There is an unpaved four to five mile trail all the way around Big Meadows Reservoir. It has a few short climbs, a few streams to bridge or rock-step across, and four distinct microclimates: intermittent bog, Pacific rain forest, rockslide terrain, and sub-Alpine meadow. It’s mostly cool and entirely scenic. We have now hiked it twice.
Yes, bad knee and all, I made it with the help of a walking stick and two Aleves.
The hike is a two hour trip if you dawdle at all, and bringing water is a better than good idea. Go early or late and you will see wildlife. We spotted a pair of common mergansers, a lone eagle, a mama duck with her young ‘uns, napping fishermen, reading fishermen, an LSU fisherman, and a few diligent, successful fishers.
We met a group of Asian tourists carrying no water – they spoke California English and told me that water was everywhere – why bother to carry it? “Giardia” is one of the best reasons, but no one on vacation wants a lecture on intestinal parasites; maybe they’ll be lucky, and if not, giardiasis is far less dangerous than dehydration.
We met a native American fisherman who was closing in on his limit: four trout. His wife kept up with their two dogs, one of whom was trained to respond to her version of a crow’s call – “caw, caw!”. She called him in crow (or was it Crow?), and the big dog came running.
Wildflowers are everywhere and you see some in the rain forest that you won’t find anywhere else. Kat caught a few on camera, but what we couldn’t catch for you is the sound of water hurrying down into the lake, and that wonderful smell of a damp conifer forest at 9,300 feet.

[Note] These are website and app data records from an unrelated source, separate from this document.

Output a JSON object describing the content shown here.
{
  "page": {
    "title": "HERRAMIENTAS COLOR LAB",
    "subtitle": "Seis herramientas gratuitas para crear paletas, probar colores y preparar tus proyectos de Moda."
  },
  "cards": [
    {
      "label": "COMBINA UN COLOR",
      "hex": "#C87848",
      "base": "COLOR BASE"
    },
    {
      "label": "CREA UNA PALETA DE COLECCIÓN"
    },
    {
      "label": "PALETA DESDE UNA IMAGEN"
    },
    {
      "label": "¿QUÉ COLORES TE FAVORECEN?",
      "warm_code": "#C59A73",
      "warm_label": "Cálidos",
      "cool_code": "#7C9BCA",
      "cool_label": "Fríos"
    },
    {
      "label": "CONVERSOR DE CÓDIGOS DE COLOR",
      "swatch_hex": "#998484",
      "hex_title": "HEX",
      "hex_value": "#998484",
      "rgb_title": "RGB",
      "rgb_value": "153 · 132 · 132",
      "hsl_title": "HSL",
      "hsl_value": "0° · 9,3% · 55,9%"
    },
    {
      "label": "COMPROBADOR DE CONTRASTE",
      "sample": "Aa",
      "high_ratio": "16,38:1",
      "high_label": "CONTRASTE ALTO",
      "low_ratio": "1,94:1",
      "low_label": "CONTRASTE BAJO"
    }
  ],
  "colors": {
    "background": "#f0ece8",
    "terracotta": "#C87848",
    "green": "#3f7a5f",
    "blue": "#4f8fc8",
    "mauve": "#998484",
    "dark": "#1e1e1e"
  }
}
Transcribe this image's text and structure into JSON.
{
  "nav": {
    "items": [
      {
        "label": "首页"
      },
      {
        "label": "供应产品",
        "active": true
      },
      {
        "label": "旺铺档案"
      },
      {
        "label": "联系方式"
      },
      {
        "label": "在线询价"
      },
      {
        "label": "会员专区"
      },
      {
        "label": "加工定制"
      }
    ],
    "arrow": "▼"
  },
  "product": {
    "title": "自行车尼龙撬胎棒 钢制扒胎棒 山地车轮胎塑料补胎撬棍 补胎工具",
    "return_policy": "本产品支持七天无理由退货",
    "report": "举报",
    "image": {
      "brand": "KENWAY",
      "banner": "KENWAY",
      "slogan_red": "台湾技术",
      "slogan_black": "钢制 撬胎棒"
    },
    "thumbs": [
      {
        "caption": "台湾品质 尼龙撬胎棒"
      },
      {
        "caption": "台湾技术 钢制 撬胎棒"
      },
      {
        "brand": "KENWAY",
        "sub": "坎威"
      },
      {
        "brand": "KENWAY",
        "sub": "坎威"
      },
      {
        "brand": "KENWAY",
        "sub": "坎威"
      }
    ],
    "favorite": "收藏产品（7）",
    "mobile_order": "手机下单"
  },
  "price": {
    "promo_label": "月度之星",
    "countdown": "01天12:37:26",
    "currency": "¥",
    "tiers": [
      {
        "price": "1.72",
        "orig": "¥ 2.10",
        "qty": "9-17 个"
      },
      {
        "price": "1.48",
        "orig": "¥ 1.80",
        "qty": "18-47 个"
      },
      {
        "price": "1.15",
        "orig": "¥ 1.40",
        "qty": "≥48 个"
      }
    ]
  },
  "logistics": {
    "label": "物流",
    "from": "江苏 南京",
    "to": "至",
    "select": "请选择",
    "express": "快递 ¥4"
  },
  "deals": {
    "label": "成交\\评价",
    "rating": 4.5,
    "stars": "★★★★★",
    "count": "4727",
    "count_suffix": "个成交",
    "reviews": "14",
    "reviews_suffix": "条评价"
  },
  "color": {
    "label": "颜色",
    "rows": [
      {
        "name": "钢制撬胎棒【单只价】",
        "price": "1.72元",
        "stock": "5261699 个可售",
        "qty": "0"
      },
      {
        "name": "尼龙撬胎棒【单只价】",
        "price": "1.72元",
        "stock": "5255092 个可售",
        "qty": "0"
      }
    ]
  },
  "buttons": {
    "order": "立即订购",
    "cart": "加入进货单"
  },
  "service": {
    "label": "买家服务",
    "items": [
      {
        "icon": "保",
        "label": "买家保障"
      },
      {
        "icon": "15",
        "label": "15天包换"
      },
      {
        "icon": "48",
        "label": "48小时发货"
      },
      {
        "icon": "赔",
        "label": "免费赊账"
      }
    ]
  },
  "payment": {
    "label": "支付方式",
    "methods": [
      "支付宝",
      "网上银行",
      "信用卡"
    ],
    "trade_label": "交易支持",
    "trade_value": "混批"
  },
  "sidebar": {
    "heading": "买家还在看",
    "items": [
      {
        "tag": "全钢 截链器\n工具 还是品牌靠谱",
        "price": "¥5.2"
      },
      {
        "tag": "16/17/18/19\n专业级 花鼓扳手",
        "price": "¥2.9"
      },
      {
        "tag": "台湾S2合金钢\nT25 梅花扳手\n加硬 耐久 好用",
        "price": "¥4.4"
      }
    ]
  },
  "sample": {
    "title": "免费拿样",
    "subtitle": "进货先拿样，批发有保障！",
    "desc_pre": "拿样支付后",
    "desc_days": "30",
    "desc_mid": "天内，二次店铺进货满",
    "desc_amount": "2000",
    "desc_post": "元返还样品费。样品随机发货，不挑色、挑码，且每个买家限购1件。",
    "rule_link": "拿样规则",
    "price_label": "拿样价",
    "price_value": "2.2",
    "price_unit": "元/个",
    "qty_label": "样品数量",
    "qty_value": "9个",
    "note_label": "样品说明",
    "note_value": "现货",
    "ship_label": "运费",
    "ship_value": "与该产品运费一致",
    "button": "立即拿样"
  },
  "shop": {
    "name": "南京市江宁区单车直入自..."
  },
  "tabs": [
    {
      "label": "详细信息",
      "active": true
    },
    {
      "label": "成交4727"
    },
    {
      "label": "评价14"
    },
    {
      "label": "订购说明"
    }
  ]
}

But for the winters, we could very happily live in Colorado. As they say in Dallas, Houston, and Lubbock: “It’s the Texas Riviera”.